All-Party Parliamentary Group on Breast Cancer report finds stark inequalities in NHS services across England – with more than a quarter of mammography posts vacant in the West Midlands.

  • While the West Midlands is still meeting national targets for screening attendance, the number of women attending mammograms in the region has fallen sharply over last decade
  • West Midlands above the national average for the early detection of breast cancer, but some areas are outperforming others – with Birmingham Cross City CCG leading the way
  • Craig Tracey, MP for North Warwickshire and co-chair of the APPG on Breast Cancer calls on NHS England and PHE to take immediate action to address variation

Shortages in the breast cancer workforce in the West Midlands have reached a critical level with more than a quarter of mammography posts vacant, according to a new report by the All-Party Parliamentary Group on Breast Cancer (APPGBC) – and supported by leading charity Breast Cancer Now.

The landmark report, A Mixed Picture: An Inquiry into Geographical Inequalities and Breast Cancer uncovers the true extent of the ‘postcode lottery’ in breast cancer diagnosis, treatment and care across England, with women in worst-affected areas found to be more than twice as likely to die from breast cancer under the age of 75 than those elsewhere in the country.

Following a year-long inquiry (October 2016 - November 2017), which gathered evidence from NHS leaders, clinicians, patients and charities, the report found that while overall outcomes for breast cancer are improving, stark geographical inequalities exist across England in screening, early detection and access to treatment and services.

With the report’s publication, Craig Tracey, MP for North Warwickshire and co-chair of the APPGBC has today called for NHS England and Public Health England to intervene to address the geographical variation in breast cancer services across England.

Shortages in breast cancer workforce hit the West Midlands, with over 25% of posts vacant

The Inquiry heard serious concerns from NHS leaders about the “demographic time bomb” facing the breast cancer workforce.

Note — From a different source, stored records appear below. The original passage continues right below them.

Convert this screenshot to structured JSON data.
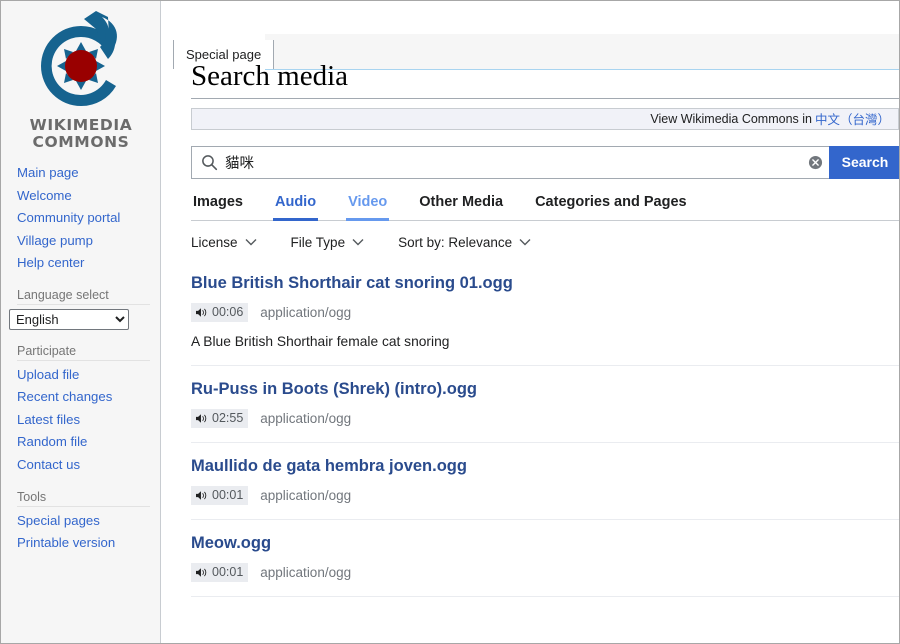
{
  "sidebar": {
    "logo": {
      "line1": "WIKIMEDIA",
      "line2": "COMMONS",
      "icon": "wikimedia-commons-logo"
    },
    "portals": [
      {
        "id": "navigation",
        "heading": "",
        "items": [
          {
            "label": "Main page",
            "name": "sidebar-item-main-page"
          },
          {
            "label": "Welcome",
            "name": "sidebar-item-welcome"
          },
          {
            "label": "Community portal",
            "name": "sidebar-item-community-portal"
          },
          {
            "label": "Village pump",
            "name": "sidebar-item-village-pump"
          },
          {
            "label": "Help center",
            "name": "sidebar-item-help-center"
          }
        ]
      },
      {
        "id": "participate",
        "heading": "Participate",
        "items": [
          {
            "label": "Upload file",
            "name": "sidebar-item-upload-file"
          },
          {
            "label": "Recent changes",
            "name": "sidebar-item-recent-changes"
          },
          {
            "label": "Latest files",
            "name": "sidebar-item-latest-files"
          },
          {
            "label": "Random file",
            "name": "sidebar-item-random-file"
          },
          {
            "label": "Contact us",
            "name": "sidebar-item-contact-us"
          }
        ]
      },
      {
        "id": "tools",
        "heading": "Tools",
        "items": [
          {
            "label": "Special pages",
            "name": "sidebar-item-special-pages"
          },
          {
            "label": "Printable version",
            "name": "sidebar-item-printable-version"
          }
        ]
      }
    ],
    "language": {
      "heading": "Language select",
      "selected": "English",
      "options": [
        "English"
      ]
    }
  },
  "tabs": {
    "page_tab": "Special page"
  },
  "main": {
    "title": "Search media",
    "notice": {
      "text": "View Wikimedia Commons in",
      "language_link": "中文（台灣）"
    },
    "search": {
      "value": "貓咪",
      "placeholder": "Search",
      "submit_label": "Search",
      "search_icon": "search-icon",
      "clear_icon": "clear-circle-icon"
    },
    "media_tabs": [
      {
        "label": "Images",
        "state": "default"
      },
      {
        "label": "Audio",
        "state": "active"
      },
      {
        "label": "Video",
        "state": "hovered"
      },
      {
        "label": "Other Media",
        "state": "default"
      },
      {
        "label": "Categories and Pages",
        "state": "default"
      }
    ],
    "filters": [
      {
        "label": "License",
        "name": "filter-license"
      },
      {
        "label": "File Type",
        "name": "filter-file-type"
      },
      {
        "label": "Sort by: Relevance",
        "name": "filter-sort-by"
      }
    ],
    "results": [
      {
        "title": "Blue British Shorthair cat snoring 01.ogg",
        "duration": "00:06",
        "mime": "application/ogg",
        "description": "A Blue British Shorthair female cat snoring"
      },
      {
        "title": "Ru-Puss in Boots (Shrek) (intro).ogg",
        "duration": "02:55",
        "mime": "application/ogg",
        "description": ""
      },
      {
        "title": "Maullido de gata hembra joven.ogg",
        "duration": "00:01",
        "mime": "application/ogg",
        "description": ""
      },
      {
        "title": "Meow.ogg",
        "duration": "00:01",
        "mime": "application/ogg",
        "description": ""
      }
    ]
  },
  "colors": {
    "link": "#3366cc",
    "result_title": "#2a4b8d",
    "accent_button": "#3366cc",
    "tab_hover": "#6699ee",
    "logo_blue": "#16638f",
    "logo_red": "#990000"
  }
}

Current vacancy rates, coupled with a mammographic workforce approaching retirement, are affecting the health service’s ability to cope with increasing breast cancer incidence among an ageing population.

Worryingly, more than a quarter (25.5%) of mammography posts were unfilled in the West Midlands. This exceeds the England average of 19.4%, and is a stark contrast to the North East and Yorkshire & the Humber, where just 8.63% of posts were vacant.

These shortages can severely impact the speed at which patients are diagnosed and therefore treated. But despite staffing pressures, 92.7% of West Midlands patients were seen by a specialist within the recommended two weeks, compared to just 84.5% in the South West and 88.1% in the East Midlands.

Screening attendance inconsistent across England – with uptake in West Midlands falling 5.1% in the last decade

The report revealed that in the West Midlands in 2016-17, 71.2% of women invited to screening attended within six months, surpassing the national target of 70%. However, the report worryingly shows that, despite meeting the national target, screening uptake in the West Midlands has fallen sharply by 5.1% in the last ten years, reflecting the concerning countrywide decline.[if !supportFootnotes][iii][endif]

Women between the ages of 50 and 70 are invited for routine mammograms every three years as part of the NHS Breast Screening Programme. A major independent review in 2012 showed that NHS breast screening prevents 1,300 deaths from breast cancer each year, with around a third of all breast cancers in the UK – roughly 16,000 cases a year – diagnosed through the Programme.

Despite local variation in early detection, West Midlands is performing better than other regions in England

Despite some variation between CCGs, overall the West Midlands performed above the national average (71%) for early detection, with 73.6% of breast cancers detected at early, more treatable stages (